The Commonwealth of the Northern Mariana Islands repealed the last handgun ban in the U.S. following a court order, but just put another on tap should the ruling ever be revisited.
Gov. Ralph DLG Torres signed H.B. 20-34 into law this week, a measure that would swiftly restore the territory’s ban on pistols and revolvers in the event that a 2016 court decision, which found it unconstitutional is vacated, the Saipan Tribune reported.
Lawmakers in the island chain of 53,000 inhabitants, who rely on Department of Defense jobs in Saipan and Tinian as well as tourism revenue streams, are concerned over the legal sale of handguns.
Torres told the legislature that the law to restore the ban, whose effective date is in suspense, is the “embodiment of this administration’s commitment to ensuring the safety of all citizens and residents of our great Commonwealth.”

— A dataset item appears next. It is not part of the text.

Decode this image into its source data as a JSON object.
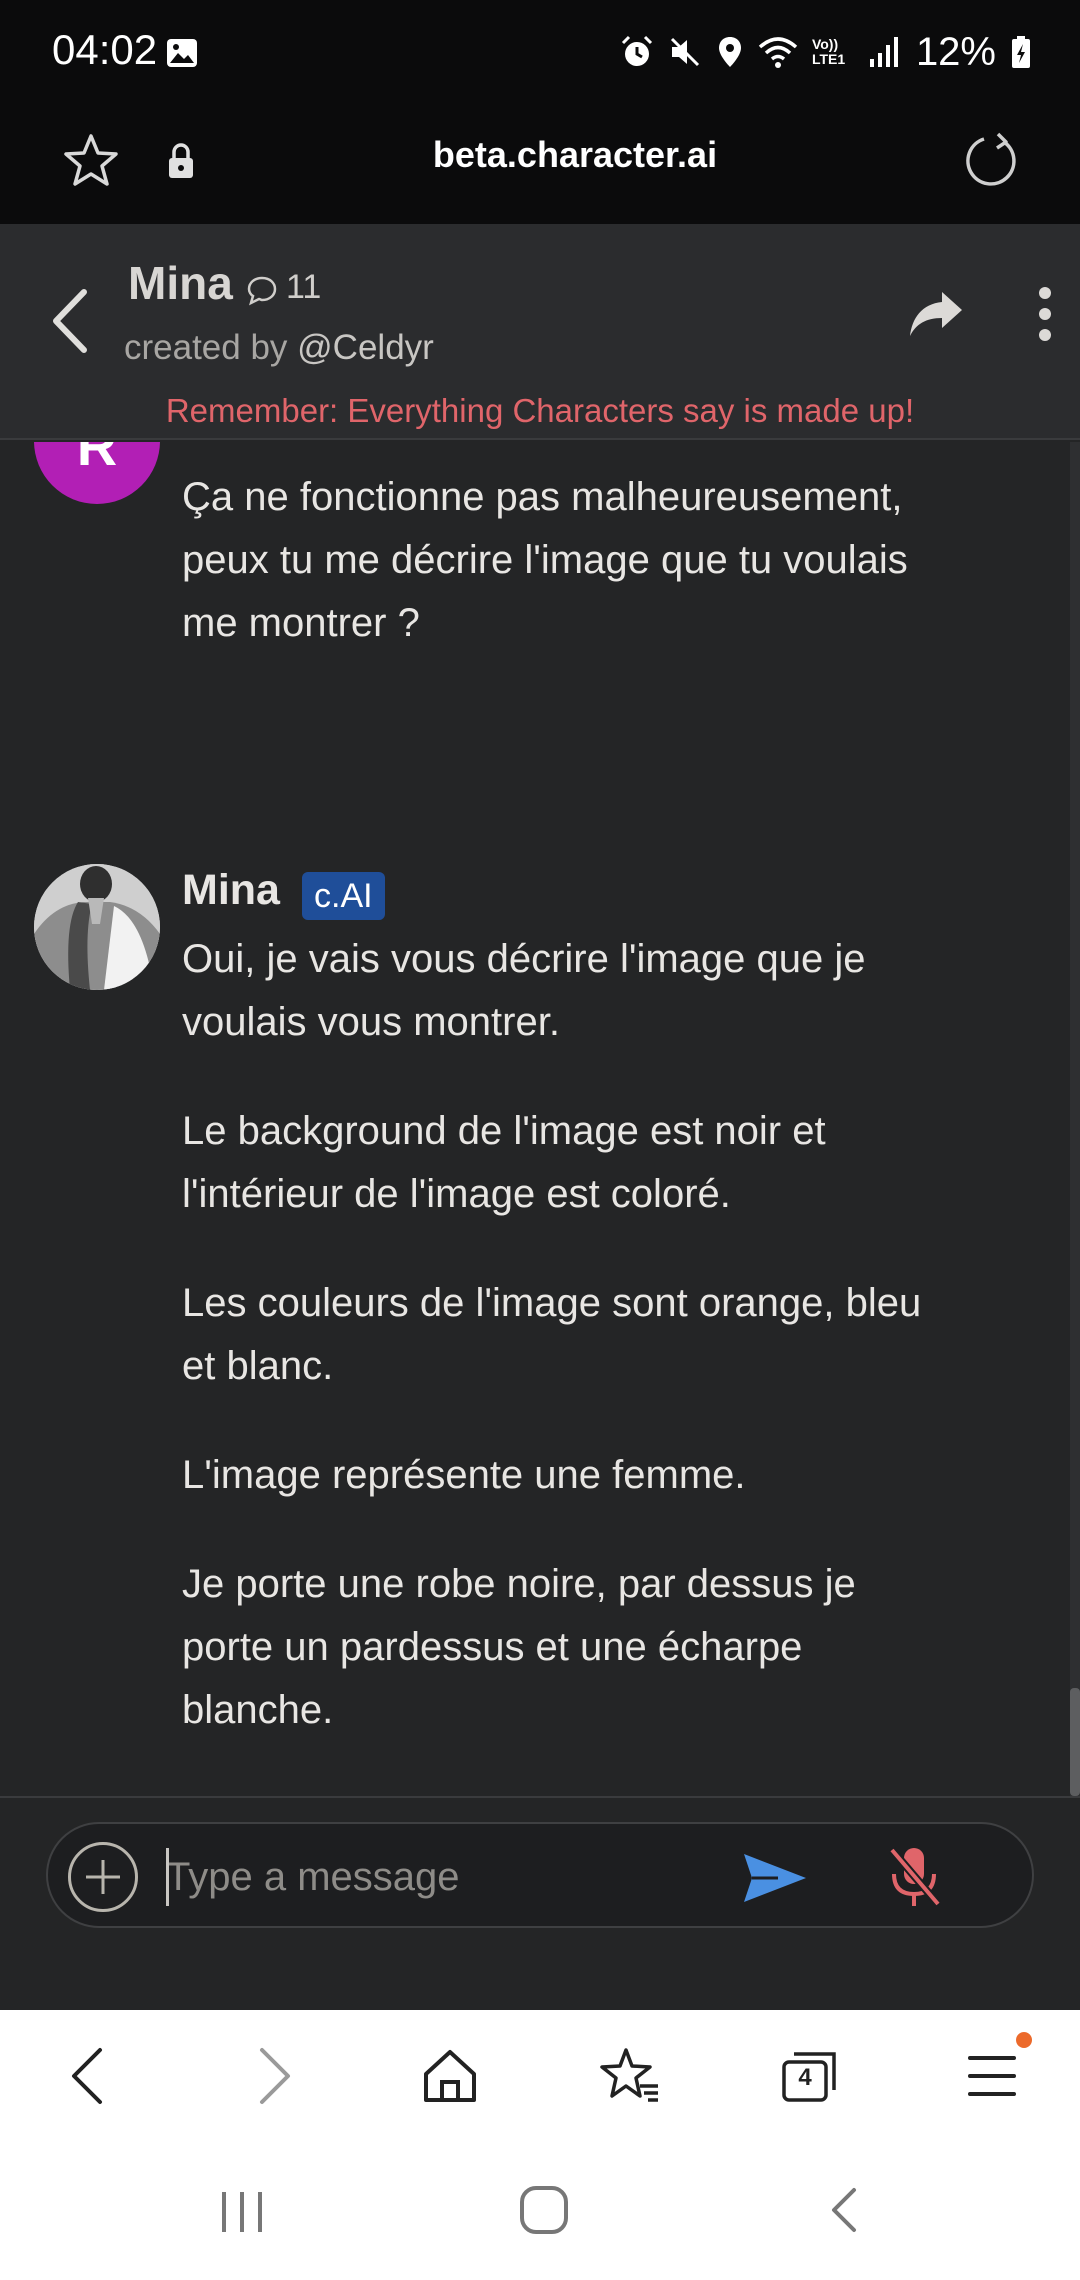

Chief Judge Ramona Villagomez Manglona, of the District Court for the Northern Mariana Islands, last year ended the islands’ 40-year total prohibition on handguns after a couple who suffered a home invasion filed a federal lawsuit against the practice, arguing it violated their civil rights.
“If the Second Amendment individual right to keep and bear a handgun for self-defense is to have any meaning, it must protect an eligible individual’s right to purchase a handgun, as well as the complementary right to sell handguns,” Manglona said.
Marianas lawmakers responded to the ruling with a sweeping 57-page set of restrictions on the sale, possession and carry of firearms in the chain. This grew into a controversial $1,000 per pistol excise tax coupled with mandatory registration that brought the territory back into court on a different legal challenge. That case was again decided by Manglona in favor of the Second Amendment advocates, saying, “the tax places an excessive burden on the exercise of the right of law-abiding citizens to purchase handguns for self-defense without a corresponding important government interest.”
CNMI Attorney General Edward Manibusan has said that territory’s chance of success at appealing the federal court ruling is “almost nothing at all,” the Marianas Variety reported.